As an exercise, copy out the entries exactly as written.

--- START ---

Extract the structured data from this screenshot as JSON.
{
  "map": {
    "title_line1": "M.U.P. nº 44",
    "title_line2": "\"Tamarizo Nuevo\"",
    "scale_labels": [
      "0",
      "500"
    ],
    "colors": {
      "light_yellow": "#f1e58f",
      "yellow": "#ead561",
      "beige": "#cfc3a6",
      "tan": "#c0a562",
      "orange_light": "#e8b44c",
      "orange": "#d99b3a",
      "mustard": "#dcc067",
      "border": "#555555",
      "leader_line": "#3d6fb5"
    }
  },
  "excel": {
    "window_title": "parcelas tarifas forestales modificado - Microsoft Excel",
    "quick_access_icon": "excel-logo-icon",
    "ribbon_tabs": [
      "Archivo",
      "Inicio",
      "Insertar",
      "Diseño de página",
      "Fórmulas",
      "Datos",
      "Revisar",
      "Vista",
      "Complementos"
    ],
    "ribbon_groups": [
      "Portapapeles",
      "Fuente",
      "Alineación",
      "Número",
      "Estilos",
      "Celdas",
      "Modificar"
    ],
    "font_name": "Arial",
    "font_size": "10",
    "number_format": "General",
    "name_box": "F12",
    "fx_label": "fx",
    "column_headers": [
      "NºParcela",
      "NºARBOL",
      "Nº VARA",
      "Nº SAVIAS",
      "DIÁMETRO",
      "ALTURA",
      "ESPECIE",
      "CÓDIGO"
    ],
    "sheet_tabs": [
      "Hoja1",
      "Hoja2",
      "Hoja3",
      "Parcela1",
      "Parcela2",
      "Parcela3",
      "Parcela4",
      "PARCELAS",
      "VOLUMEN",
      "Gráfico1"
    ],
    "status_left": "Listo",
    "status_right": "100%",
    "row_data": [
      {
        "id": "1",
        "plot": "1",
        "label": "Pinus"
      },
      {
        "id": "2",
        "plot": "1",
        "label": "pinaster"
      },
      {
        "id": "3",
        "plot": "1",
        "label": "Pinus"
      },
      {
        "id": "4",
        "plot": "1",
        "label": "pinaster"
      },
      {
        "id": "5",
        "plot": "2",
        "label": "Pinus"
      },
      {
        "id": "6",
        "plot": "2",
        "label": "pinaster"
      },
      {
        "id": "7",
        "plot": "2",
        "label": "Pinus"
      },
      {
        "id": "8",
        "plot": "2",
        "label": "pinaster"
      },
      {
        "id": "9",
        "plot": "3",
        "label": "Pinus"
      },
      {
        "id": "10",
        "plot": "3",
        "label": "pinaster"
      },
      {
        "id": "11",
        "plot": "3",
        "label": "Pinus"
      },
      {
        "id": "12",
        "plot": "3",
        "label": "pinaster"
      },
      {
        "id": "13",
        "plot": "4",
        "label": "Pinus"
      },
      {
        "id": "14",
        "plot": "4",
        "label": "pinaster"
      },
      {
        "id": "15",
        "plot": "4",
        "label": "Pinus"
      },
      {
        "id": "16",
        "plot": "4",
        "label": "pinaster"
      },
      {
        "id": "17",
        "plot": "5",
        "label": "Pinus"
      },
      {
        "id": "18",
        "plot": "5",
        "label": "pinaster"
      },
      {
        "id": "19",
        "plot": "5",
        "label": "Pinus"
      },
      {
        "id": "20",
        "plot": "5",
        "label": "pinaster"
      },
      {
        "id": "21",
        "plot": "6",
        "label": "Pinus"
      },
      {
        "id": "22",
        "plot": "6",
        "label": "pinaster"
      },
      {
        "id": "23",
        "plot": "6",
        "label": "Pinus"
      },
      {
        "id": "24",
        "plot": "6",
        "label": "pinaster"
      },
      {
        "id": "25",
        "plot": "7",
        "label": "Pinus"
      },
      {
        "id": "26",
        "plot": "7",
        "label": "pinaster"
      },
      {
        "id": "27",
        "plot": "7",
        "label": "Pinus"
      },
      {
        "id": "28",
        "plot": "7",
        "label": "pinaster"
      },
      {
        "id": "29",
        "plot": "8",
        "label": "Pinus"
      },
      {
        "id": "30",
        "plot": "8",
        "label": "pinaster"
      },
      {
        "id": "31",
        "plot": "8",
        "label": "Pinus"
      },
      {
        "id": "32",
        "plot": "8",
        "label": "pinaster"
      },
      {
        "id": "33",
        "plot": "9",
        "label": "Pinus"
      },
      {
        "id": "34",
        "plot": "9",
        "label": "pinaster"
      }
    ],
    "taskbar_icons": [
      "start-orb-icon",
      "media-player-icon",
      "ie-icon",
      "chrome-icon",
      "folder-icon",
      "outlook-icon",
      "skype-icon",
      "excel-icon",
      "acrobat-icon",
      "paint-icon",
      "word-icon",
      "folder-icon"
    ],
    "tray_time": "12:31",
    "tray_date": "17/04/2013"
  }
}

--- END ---

▶ _Solution for this exercise_:
Extract the structured data from this screenshot as JSON.
{
  "map": {
    "title_line1": "M.U.P. nº 44",
    "title_line2": "\"Tamarizo Nuevo\"",
    "scale_labels": [
      "0",
      "500"
    ],
    "colors": {
      "light_yellow": "#f1e58f",
      "yellow": "#ead561",
      "beige": "#cfc3a6",
      "tan": "#c0a562",
      "orange_light": "#e8b44c",
      "orange": "#d99b3a",
      "mustard": "#dcc067",
      "border": "#555555",
      "leader_line": "#3d6fb5"
    }
  },
  "excel": {
    "window_title": "parcelas tarifas forestales modificado - Microsoft Excel",
    "quick_access_icon": "excel-logo-icon",
    "ribbon_tabs": [
      "Archivo",
      "Inicio",
      "Insertar",
      "Diseño de página",
      "Fórmulas",
      "Datos",
      "Revisar",
      "Vista",
      "Complementos"
    ],
    "ribbon_groups": [
      "Portapapeles",
      "Fuente",
      "Alineación",
      "Número",
      "Estilos",
      "Celdas",
      "Modificar"
    ],
    "font_name": "Arial",
    "font_size": "10",
    "number_format": "General",
    "name_box": "F12",
    "fx_label": "fx",
    "column_headers": [
      "NºParcela",
      "NºARBOL",
      "Nº VARA",
      "Nº SAVIAS",
      "DIÁMETRO",
      "ALTURA",
      "ESPECIE",
      "CÓDIGO"
    ],
    "sheet_tabs": [
      "Hoja1",
      "Hoja2",
      "Hoja3",
      "Parcela1",
      "Parcela2",
      "Parcela3",
      "Parcela4",
      "PARCELAS",
      "VOLUMEN",
      "Gráfico1"
    ],
    "status_left": "Listo",
    "status_right": "100%",
    "row_data": [
      {
        "id": "1",
        "plot": "1",
        "label": "Pinus"
      },
      {
        "id": "2",
        "plot": "1",
        "label": "pinaster"
      },
      {
        "id": "3",
        "plot": "1",
        "label": "Pinus"
      },
      {
        "id": "4",
        "plot": "1",
        "label": "pinaster"
      },
      {
        "id": "5",
        "plot": "2",
        "label": "Pinus"
      },
      {
        "id": "6",
        "plot": "2",
        "label": "pinaster"
      },
      {
        "id": "7",
        "plot": "2",
        "label": "Pinus"
      },
      {
        "id": "8",
        "plot": "2",
        "label": "pinaster"
      },
      {
        "id": "9",
        "plot": "3",
        "label": "Pinus"
      },
      {
        "id": "10",
        "plot": "3",
        "label": "pinaster"
      },
      {
        "id": "11",
        "plot": "3",
        "label": "Pinus"
      },
      {
        "id": "12",
        "plot": "3",
        "label": "pinaster"
      },
      {
        "id": "13",
        "plot": "4",
        "label": "Pinus"
      },
      {
        "id": "14",
        "plot": "4",
        "label": "pinaster"
      },
      {
        "id": "15",
        "plot": "4",
        "label": "Pinus"
      },
      {
        "id": "16",
        "plot": "4",
        "label": "pinaster"
      },
      {
        "id": "17",
        "plot": "5",
        "label": "Pinus"
      },
      {
        "id": "18",
        "plot": "5",
        "label": "pinaster"
      },
      {
        "id": "19",
        "plot": "5",
        "label": "Pinus"
      },
      {
        "id": "20",
        "plot": "5",
        "label": "pinaster"
      },
      {
        "id": "21",
        "plot": "6",
        "label": "Pinus"
      },
      {
        "id": "22",
        "plot": "6",
        "label": "pinaster"
      },
      {
        "id": "23",
        "plot": "6",
        "label": "Pinus"
      },
      {
        "id": "24",
        "plot": "6",
        "label": "pinaster"
      },
      {
        "id": "25",
        "plot": "7",
        "label": "Pinus"
      },
      {
        "id": "26",
        "plot": "7",
        "label": "pinaster"
      },
      {
        "id": "27",
        "plot": "7",
        "label": "Pinus"
      },
      {
        "id": "28",
        "plot": "7",
        "label": "pinaster"
      },
      {
        "id": "29",
        "plot": "8",
        "label": "Pinus"
      },
      {
        "id": "30",
        "plot": "8",
        "label": "pinaster"
      },
      {
        "id": "31",
        "plot": "8",
        "label": "Pinus"
      },
      {
        "id": "32",
        "plot": "8",
        "label": "pinaster"
      },
      {
        "id": "33",
        "plot": "9",
        "label": "Pinus"
      },
      {
        "id": "34",
        "plot": "9",
        "label": "pinaster"
      }
    ],
    "taskbar_icons": [
      "start-orb-icon",
      "media-player-icon",
      "ie-icon",
      "chrome-icon",
      "folder-icon",
      "outlook-icon",
      "skype-icon",
      "excel-icon",
      "acrobat-icon",
      "paint-icon",
      "word-icon",
      "folder-icon"
    ],
    "tray_time": "12:31",
    "tray_date": "17/04/2013"
  }
}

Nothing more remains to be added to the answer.